Golden may be hitting the granting jackpot if two applications are successful for a very rare 100 per cent coverage on infrastructure projects.
At the regular council meeting on Jan. 14, council unanimously voted to move forward with two applications to the Federal Gas Tax Fund Strategic Priorities Fund, with little discussion.
In almost every other granting opportunity available to municipalities, not all of the funds are offered. The standard formula is usually two thirds of the given project will be covered through a grant, and the final third would be covered by the municipality. A 100 per cent grant is exceptionally rare.
“Years ago when the Gas Tax (the tax paid at the pump across the country) first emerged, it had a very limited repertoire of what it could be applied for. It was anything to do with transportation because it’s a gas tax. But now, it has opened up and it can be applied through a pallet of different options,” said Chief Administrative Officer Jon Wilsgard.
In the past most applications for these funds had to be transportation related, but this cycle has opened it up to other areas including disaster mitigation and tourism infrastructure – key areas for Golden.
The first application, with a value of $2.7 million, will focus on four roads in Golden’s downtown.
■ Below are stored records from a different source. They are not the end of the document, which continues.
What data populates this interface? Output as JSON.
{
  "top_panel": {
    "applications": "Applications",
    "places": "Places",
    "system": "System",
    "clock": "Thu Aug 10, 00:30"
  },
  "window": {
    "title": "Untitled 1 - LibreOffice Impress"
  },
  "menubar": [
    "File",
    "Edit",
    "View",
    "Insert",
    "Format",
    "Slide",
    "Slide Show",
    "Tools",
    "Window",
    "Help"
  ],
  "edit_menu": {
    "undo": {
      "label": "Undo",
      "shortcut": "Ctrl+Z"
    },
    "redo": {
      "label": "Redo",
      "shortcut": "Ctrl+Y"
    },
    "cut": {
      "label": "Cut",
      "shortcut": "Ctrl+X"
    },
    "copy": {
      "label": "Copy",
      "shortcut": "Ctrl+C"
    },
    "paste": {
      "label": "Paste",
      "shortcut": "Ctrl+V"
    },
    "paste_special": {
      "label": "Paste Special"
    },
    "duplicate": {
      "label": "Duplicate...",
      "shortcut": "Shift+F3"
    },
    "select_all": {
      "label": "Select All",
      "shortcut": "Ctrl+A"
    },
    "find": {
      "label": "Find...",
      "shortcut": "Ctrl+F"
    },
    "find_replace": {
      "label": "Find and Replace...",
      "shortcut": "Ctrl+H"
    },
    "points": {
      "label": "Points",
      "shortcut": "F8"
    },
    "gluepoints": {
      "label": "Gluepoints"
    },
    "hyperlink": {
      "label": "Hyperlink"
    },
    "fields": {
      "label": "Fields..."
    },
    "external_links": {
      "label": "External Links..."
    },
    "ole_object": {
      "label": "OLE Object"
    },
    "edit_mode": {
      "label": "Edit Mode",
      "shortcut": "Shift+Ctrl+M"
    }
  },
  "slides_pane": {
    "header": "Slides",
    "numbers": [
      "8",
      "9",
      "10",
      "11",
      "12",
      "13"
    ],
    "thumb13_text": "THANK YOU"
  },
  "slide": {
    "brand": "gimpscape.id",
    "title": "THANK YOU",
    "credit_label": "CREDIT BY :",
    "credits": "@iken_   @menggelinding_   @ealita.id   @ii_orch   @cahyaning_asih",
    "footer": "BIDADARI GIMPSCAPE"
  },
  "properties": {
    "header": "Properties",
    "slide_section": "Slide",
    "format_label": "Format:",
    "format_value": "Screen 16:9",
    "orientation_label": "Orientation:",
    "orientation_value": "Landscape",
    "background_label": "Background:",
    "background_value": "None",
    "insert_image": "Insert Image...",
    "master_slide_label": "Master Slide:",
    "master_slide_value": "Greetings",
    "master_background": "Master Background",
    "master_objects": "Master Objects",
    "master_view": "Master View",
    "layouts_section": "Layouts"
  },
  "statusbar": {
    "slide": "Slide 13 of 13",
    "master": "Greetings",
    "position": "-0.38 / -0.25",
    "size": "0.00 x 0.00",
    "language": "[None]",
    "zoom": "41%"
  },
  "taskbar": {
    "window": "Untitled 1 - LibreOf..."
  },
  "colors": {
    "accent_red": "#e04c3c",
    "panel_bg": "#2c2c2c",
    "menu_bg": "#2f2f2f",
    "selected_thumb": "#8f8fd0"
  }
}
There will be road structure and utility upgrades on 9th Avenue North, 8th Avenue North, and 6th Street North.
“This comes from our asset renewal plan that we’ve developed and taken to council in the past,” said Manager of Operations Chris Cochran. The municipality has a 10-year asset renewal plan for infrastructure, and upgrades to these streets were at the top of the list.
The second application, which falls under Disaster Mitigation and Tourism Infrastructure projects, will be a $4.9 million undertaking that will tackle the Town’s dykes.
“We’ve decided to return to an old priority of council, and obviously there’s a community safety issue here,” said Wilsgard.
There are three main components to this project including 330 lineal metres of dyke improvement and community enhancement adjacent to the north bank, referred to as the Bridge to Bridge project, 1.1km of dyke raising from the canyon to the confluence on both sides of the river, and vegetation management for 5.2km of assessed dyke.
“We saw an opportunity here that may never come about again,” said Wilsgard.
The first component of this application was proposed before, but didn’t move ahead after a referendum decided not to borrow funds for it.
If this application is successful, the municipality can complete the $4.9 million project at no cost to the local tax payer.
The two applications are due on April 15, after which the Union of British Columbia Municipalities will begin the approval process. There’s no indication when applications will be approved, but if Golden is successful they will start moving forward with the projects.
“Between these two applications, we’re going to change the entire face and character of the downtown,” said Wilsgard.
“If the stars align and they’re both approved, it will be huge,” said Cochran.